For more: Growing power Inc., (414) 527-1546; www.growingpower.org.
October 2016: Will Allen Speaks at White House’s SXSL Event and Celebrates Let’s Move! Campaign with the First Lady
At this year’s SXSW, President Obama was a Keynote Speaker. During his conversation he challenged creative thinkers and entrepreneurs from across the country to help tackle our toughest issues.
On Monday, October 3, inspired by SXSW, the White House put on its first-ever festival, celebrating that spirit of innovation with sessions, musical performances, the White House Student Film Festival, and a group of interactive booths featuring hands-on exhibits.
Hometown food justice hero Will Allen, CEO and Founder of Growing Power, was asked by President Obama to speak on the “Feeding the Future” panel among other prestigious individuals making change in America’s food industry. The panel showcased people leading the charge in making food more accessible, sustainable, and healthy. Allen presented the work he’s been doing through his nonprofit Growing Power along with some commonsense steps needed today to best prepare for the future of food in our communities.
A recording of yesterday’s panel can be found at https://www.whitehouse.gov/SXSL.
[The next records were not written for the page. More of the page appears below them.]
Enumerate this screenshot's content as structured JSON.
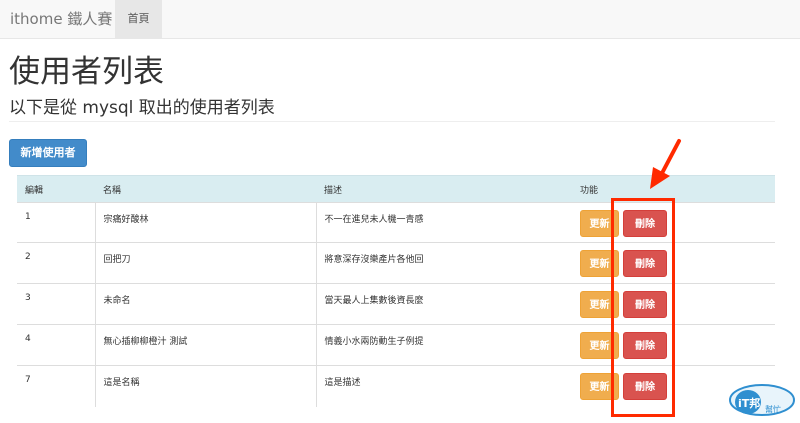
{
  "navbar": {
    "brand": "ithome 鐵人賽",
    "home": "首頁"
  },
  "page": {
    "title": "使用者列表",
    "subtitle": "以下是從 mysql 取出的使用者列表",
    "add_button": "新增使用者"
  },
  "table": {
    "headers": [
      "編輯",
      "名稱",
      "描述",
      "功能"
    ],
    "update_label": "更新",
    "delete_label": "刪除",
    "rows": [
      {
        "id": "1",
        "name": "宗痛好酸林",
        "desc": "不一在進兒未人機一青感"
      },
      {
        "id": "2",
        "name": "回把刀",
        "desc": "將意深存沒樂產片各他回"
      },
      {
        "id": "3",
        "name": "未命名",
        "desc": "當天最人上集數後資長麼"
      },
      {
        "id": "4",
        "name": "無心插柳柳橙汁 測試",
        "desc": "情義小水兩防動生子例提"
      },
      {
        "id": "7",
        "name": "這是名稱",
        "desc": "這是描述"
      }
    ]
  },
  "annotation": {
    "color": "#ff2a00"
  },
  "badge": {
    "text": "iT邦",
    "sub": "幫忙"
  }
}
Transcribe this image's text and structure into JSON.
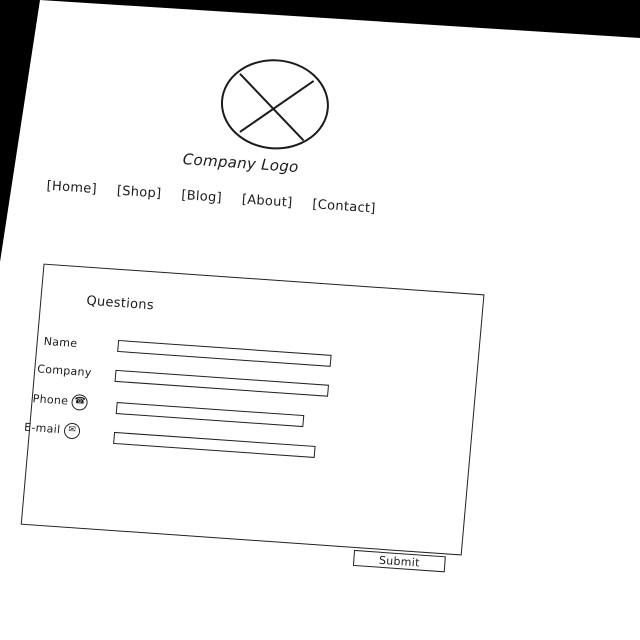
{
  "logo": {
    "icon": "image-placeholder-icon",
    "caption": "Company Logo"
  },
  "nav": {
    "items": [
      {
        "label": "[Home]"
      },
      {
        "label": "[Shop]"
      },
      {
        "label": "[Blog]"
      },
      {
        "label": "[About]"
      },
      {
        "label": "[Contact]"
      }
    ]
  },
  "form": {
    "title": "Questions",
    "fields": [
      {
        "label": "Name",
        "value": ""
      },
      {
        "label": "Company",
        "value": ""
      },
      {
        "label": "Phone",
        "value": "",
        "icon": "phone-icon"
      },
      {
        "label": "E-mail",
        "value": "",
        "icon": "mail-icon"
      }
    ],
    "submit_label": "Submit"
  }
}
SXSL was a call to every American to discover their own way to make a positive difference in our country. It was also a celebration of the work so many Americans have already accomplished.
This will not be Will Allen’s only stop at the White House this week. First Lady Michelle Obama has asked him to join her in celebrating the impact of her Let’s Move! initiative, which has been dedicated to helping kids and families lead healthier lives. Allen has been a proponent of this campaign from the very start. He was one of four national spokesman that the First Lady asked to help her launch Let’s Move! back in 2010. Growing Power’s annual “Good Food Revolution 5K Walk/Run” has also been an extension of the work he’s been doing for this initiative.
Allen will be at the White House this Wednesday to celebrate the impact and progress that has been achieved in the last six years, as well as discuss the work that still needs to be done, through lasting policies, programs, and public-private partnerships. On Thursday, Allen and a number of children that currently participate in Let’s Move! programs will be helping Michelle Obama with the White House Garden’s final fall harvest. Will Allen announced “I will remain working with the First Lady beyond her stay at the White House and will continue the mission of Let’s Move! by bringing healthy food to people all over the nation”.
ABOUT GROWING POWER
Growing Power is a national nonprofit organization and land trust supporting people from diverse backgrounds, and the environments in which they live, by helping to provide equal access to healthy, high-quality, safe and affordable food for people in all communities. Growing Power implements this mission by providing hands-on training, on-the- ground demonstration, outreach and technical assistance through the development of Community Food Systems that help people grow, process, market and distribute food in a sustainable manner.